(L-R): Erik Esvelt, Carlos Snaider, Gabriel Cerna, Kelsey Mines, Daniel Mendoza, Elijah Clark, Brandon Hunter. Photo by William Muñoz.
BY M.V. SMITH
Seattle nurtures a longstanding, widely-respected Afro-Latino music scene, anchored by SODO’s Club Sur and salsa nights at Wallingford’s Sea Monster Lounge and Capitol Hill’s Century Ballroom. Last year, local label Salsaneo released the compilation Salsa Music in the PNW: A Collective Memoir, featuring recordings dating back to 1985, while Orquesta Cambalache’s masterly reputation allows them to serve as a backing band to internationally-known artists like Charlie Aponte, former singer of El Gran Combo de Puerto Rico. Conguero Daniel Mendoza’s ensemble Eléré exemplifies a similar prowess. On a sweltering July evening at the Sea Monster, they navigated complex clave polyrhythms with precision; the crack of Gabriel Cerna’s timbales and scrape of singer Francis Rosa Vélez’s güiro remained distinct no matter how fast the tempos. Trumpeter Erik Esvelt’s lines brimmed with energy, while guitarist Carlos Snaider, Eléré’s musical director, cycled through the ostinato phrases known as montunos with a crisp, percussive articulation, attacking each repetition with increasing intensity.

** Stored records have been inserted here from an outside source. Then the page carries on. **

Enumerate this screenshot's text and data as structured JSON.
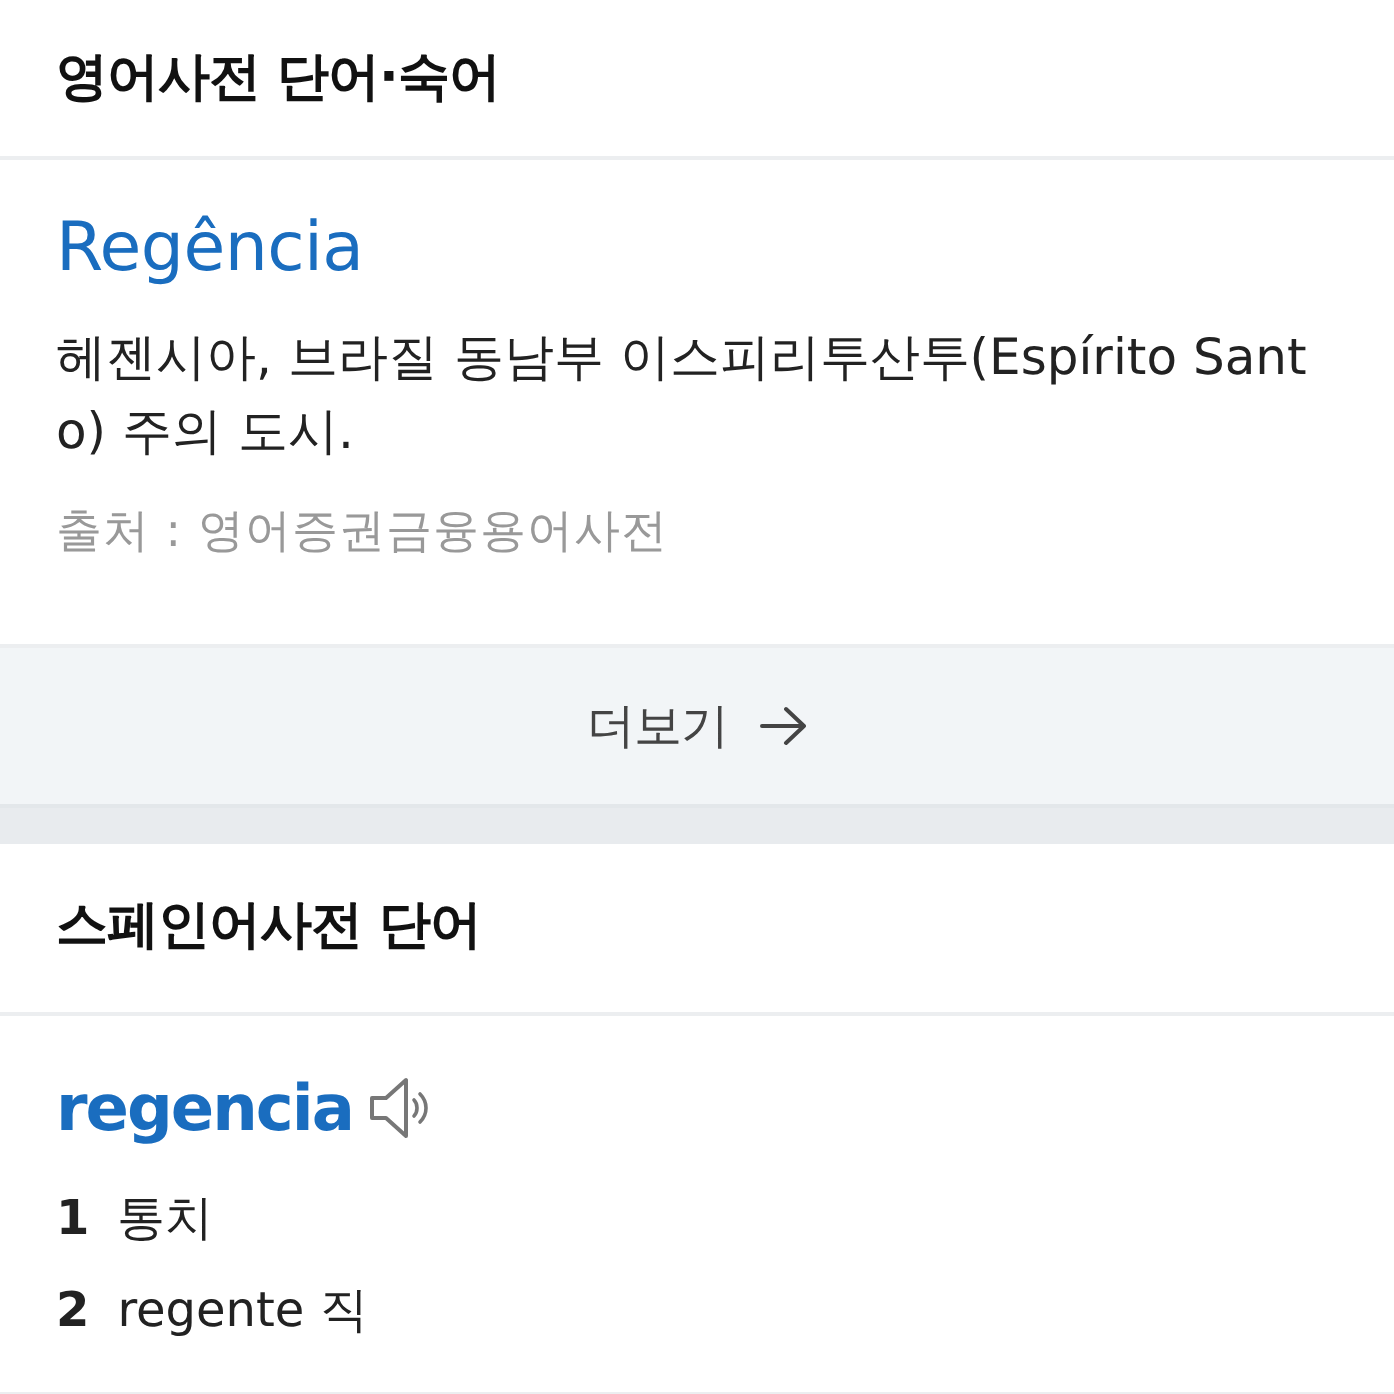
{
  "sections": [
    {
      "title": "영어사전 단어·숙어",
      "entries": [
        {
          "kind": "link",
          "headword": "Regência",
          "definition": "헤젠시아, 브라질 동남부 이스피리투산투(Espírito Santo) 주의 도시.",
          "source": "출처 : 영어증권금융용어사전"
        }
      ],
      "more_button": {
        "label": "더보기"
      }
    },
    {
      "title": "스페인어사전 단어",
      "entries": [
        {
          "kind": "word",
          "headword": "regencia",
          "audio": true,
          "meanings": [
            {
              "number": "1",
              "text": "통치"
            },
            {
              "number": "2",
              "text": "regente 직"
            }
          ]
        }
      ]
    }
  ]
}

Mendoza, raised in San Diego, was first exposed to salsa through his father, a native of Mexico’s heavily Afro-Caribbean state of Veracruz. As a teenager, he played drums in alternative rock bands but gradually returned to the music of his childhood. Mendoza took up the congas around 2013, cutting his teeth in a local Latin jazz jam. Mendoza also explored the Santería roots of Afro-Cuban rhythms, earning initiation into the Omo Añá fraternity of ceremonial batá drummers. His band’s name evokes those rituals: Eléré, the Yoruba word for orchestra, refers to the musicians accompanying Santería rites. Mendoza moved to Seattle in 2018, setting aside music for a time to focus on providing for his family. Once his finances stabilized, he returned to the congas, studying with local percussionist Arturo Rodriguez. He struggled to find a jam session like the one he had enjoyed in San Diego, so he formed his own, inviting musicians through a Craigslist ad. They started out playing what Mendoza calls “Latinized standards,” but as he trained his focus on the more danceable styles of salsa, Eléré recruited players from several other rhythm-forward local acts. Trombonist Brandon Hunter and percussionist Lalo Bello hail from Latin soul group The Pazific, while trombonist Eli Clark and Bello have played with the Afrobeat band Polyrhythmics.
The son of a Nuyorican mother, Snaider thought of salsa as a mainstay of family reunions but didn’t seriously investigate Afro-Cuban music until college, studying with saxophonist Yosvany Terry at Harvard University and in New York with percussionist Román Díaz. Once in Seattle, Snaider formed EarthtoneSkytone with bassist Kelsey Mines, who eventually joined Eléré. An invitation to play with EarthtoneSkytone brought Mendoza and Snaider together; as their friendship grew, Mendoza learned of Snaider’s experience in Afro-Cuban music. With Eléré’s first show at the Royal Room looming and the band missing a crucial chordal instrument, Mendoza asked Snaider to help them prepare. As they rehearsed, the musicians realized that featuring an electric guitar in a role more typically performed by a piano offered them the chance to develop a unique sound. Snaider was in.
Not long after that Royal Room performance, the COVID-19 pandemic brought live music to a halt, but the unexpected hiatus gave Eléré the opportunity to hone their sound. The band met in Mines’ garage to woodshed Snaider’s arrangements of classic salsa repertoire. Salsa standards like Eddie Palmieri’s “Vamonos Pa’l Monte” form the core of Eléré’s set, but the group branches out to consider salsa’s deeper roots. Their set includes the son cubano warhorse “El Cuarto de Tula,” popularized by the Buena Vista Social Club, and the Trio Matamoros bolero “Lágrimas Negras.” Having mastered the classics, Snaider and Mendoza encouraged the band to develop original material. “Subrayate” translating to “underline yourself,” encourages the listener to cultivate an inner quiet in the face of struggle, while “Aguacero,” or downpour, turns the common Seattle sight into a metaphor for finding the silver lining in turmoil. Eléré has recorded studio versions of both songs and hopes to release them this fall.
Still, live performance remains Eléré’s specialty. Over the years, salsa fans have developed the concept of afinque: a band performing at its zenith, forming a bond with the dancers, each inspiring the other. According to Snaider, Eléré sees itself as a conduit for those connections. “We consider that a responsibility, playing for the dancers. It’s the coolest thing ever when they’re really tapped into us.”